Fiordland National Park and Milford Sound were the highlight sight of my two weeks in New Zealand. It was one of the main reasons we came to Queenstown and I am glad to not be disappointed. There is only one road to Milford Sound and it goes through the Fiordland National Park. The drive through the valleys to see forests, mountains and waterfalls was my favorite part of the trip.
Milford Sound is one of the most well known sights in New Zealand and close to the tourist haven of Queenstown, so there are a lot of options to get out there. We decided against a day trip and did an overnight trip with Real Journeys, and I am so glad we did. Not just for the time on the boat in the quiet evening, but also for the time in the park itself. This drive turned out to be the best part of a really great trip. Milford Sound is the destination and the headliner. And it is indeed beautiful and worth a trip, but for me the park itself was more of a hit.
Ancient Beech Forest
I like forests and mountains. I am far happier in a shady forest than on a beach in the sun. That is probably why I enjoyed the drive so much. The beech forest feels very old and primeval. The moss hanging everywhere and the dampness in the air help that feeling. I have a pretty good imagination, but didn’t have to strain at all to see dinosaurs walking through the forest or dragons flying above it. Maybe some of it is knowing that Lord of the Rings was filmed in New Zealand, but it really is impressive scenery.
The weather we had was perfect. For a place that apparently rains 2 out of every 3 days, we had two days of blue skies. We definitely saw it rain in Queenstown, but not on our drive, which is amazing and let us get great pictures. I almost wish he had some rain though. Justin, our bus driver, told us that the number of waterfalls increases in the rain. The ones we saw were all snow melt.
The only road through the Fiordland National Park to Milford runs through three valleys. Each is very different from the other showing just how diverse New Zealand is even in a small area. The first, Eglington Valley, is a wide flat valley edged by tall mountains. Eglington Valley is also home to the Mirror Lakes. Unfortunately it was a windy enough not to get a perfect mirroring, but enough to see how cool the lakes are. I like the upside down sign that mirrors in the lake. (It took us a bit to realize it was intentional.)
Rising up from the flat Eglington Valley we crossed into Hollyford Valley, a steeper forested valley. The Divide between the two valleys is the start to a lot of the hikes and tracks available in the park. Each way the bus dropped people off to go hiking.
This is an avalanche area.
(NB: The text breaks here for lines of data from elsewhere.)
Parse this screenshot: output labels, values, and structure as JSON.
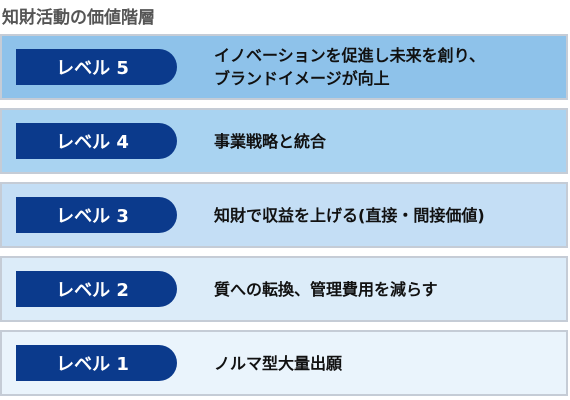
{
  "title": "知財活動の価値階層",
  "levels": [
    {
      "id": "5",
      "label": "レベル 5",
      "description": "イノベーションを促進し未来を創り、\nブランドイメージが向上",
      "color": "#8ec2ea"
    },
    {
      "id": "4",
      "label": "レベル 4",
      "description": "事業戦略と統合",
      "color": "#a9d3f1"
    },
    {
      "id": "3",
      "label": "レベル 3",
      "description": "知財で収益を上げる(直接・間接価値)",
      "color": "#c4def5"
    },
    {
      "id": "2",
      "label": "レベル 2",
      "description": "質への転換、管理費用を減らす",
      "color": "#dcecf9"
    },
    {
      "id": "1",
      "label": "レベル 1",
      "description": "ノルマ型大量出願",
      "color": "#eaf4fc"
    }
  ],
  "badge_color": "#0b3a8c"
}
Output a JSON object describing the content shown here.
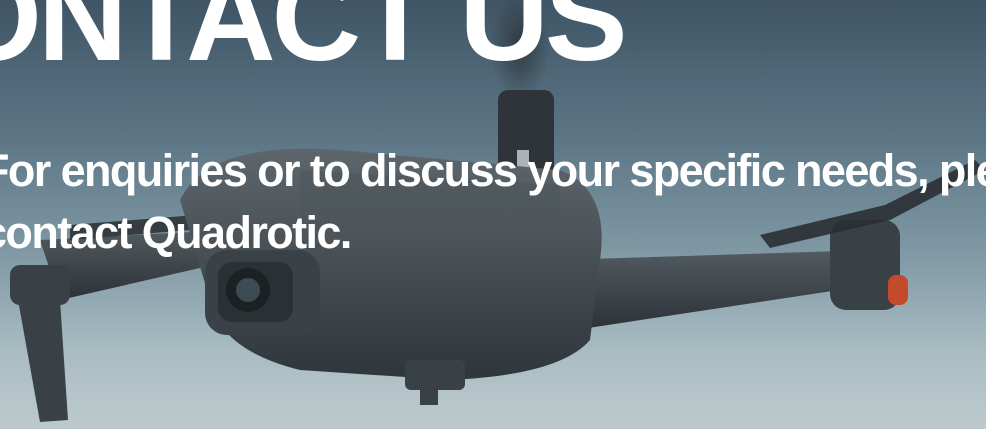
{
  "hero": {
    "title": "CONTACT US",
    "subtitle_lines": [
      "For enquiries or to discuss your specific needs, please",
      "contact Quadrotic."
    ],
    "image_subject": "drone in flight"
  },
  "colors": {
    "sky_top": "#3f5566",
    "sky_bottom": "#bdcacd",
    "drone_body": "#3a4146",
    "text": "#ffffff"
  }
}
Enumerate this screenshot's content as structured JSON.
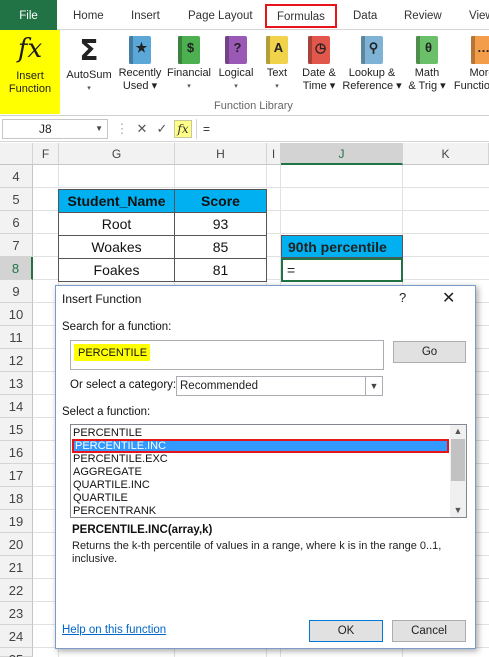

Although we were there in the summer the avalanche signs are still around. Our driver was telling us that there is a dedicated road team that works year round only on this road. Despite being there in the summer, the tops of the mountains are still covered in snow. We drove by a few places where the tress had all been ripped up. Justin explained that this wasn’t even the avalanche itself but the wind that is generated with so much snow moving all at once.
The one stop in Hollyford Valley on the way to Milford was at Monkey Creek. I filled up my water bottle at the encouragement of our driver, saying it was some of the cleanest purest water in the world. I got a picture of me acting like a monkey at Monkey creek.
Coming back we stopped at Pop’s View, named for a man who dedicated his life to the maintenance of the Milford Road. This view of the Hollyford River and the forests was one of my favorite of the trip. Standing here is where I really could almost see dinosaurs or dragons wandering in the woods.
The top of Hollyford Valley is Homer Tunnel. This is a hole drilled through the mountain, a little over a kilometer long. The tunnel is so narrow that only one stream of traffic is allowed through at a time so we have to wait for a green light to go. It also angles down pretty sharply as it heads down toward Milford.
Coming through on the way back we stopped just outside of the tunnel and got out. The area around the mouth of the tunnel is amazing. There were snowmelt waterfalls all around. And although they look tiny, they are apparently more than a meter wide and a long way off. The distances are hard to judge as the mind has a hard time believing that this is real. The noise from the falls reaches that distance and really does sound like more water than it looks like.
We even saw a few Kea, the alpine parrots that only live there.
The final valley that leads down from the tunnel to the sound is Cleddau Valley. Similar to Hollyford on the other side, with steep sides and forests.
The one stop here was at the Chasm. Just a few minute walk through the forest to a waterfall that has worn the rocks into a swiss cheese of holes. According to a sign, the river picks up a pebble in a depression in the rock and swirls it around for a while to wear it into that shape. There is a lower and an upper viewing platform, with the upper looking down into the rock holes.
And to Milford Sound….
The first impressions of Milford are grand, but that is another post. More information can be found here.
- Destination Fiordland – Regional Tourism Organization for Fiordland
- New Zealand Parks page on Fiordland
- Milford Sound daytrip – Great post at A Dangerous Business whose writing was where I first heard of Milford Sound.
Special thanks to Justin, our friendly and knowledgeable driver, and the great people at Real Journeys. They did give us a discount on our journey. Even so all views and opinions here are my own.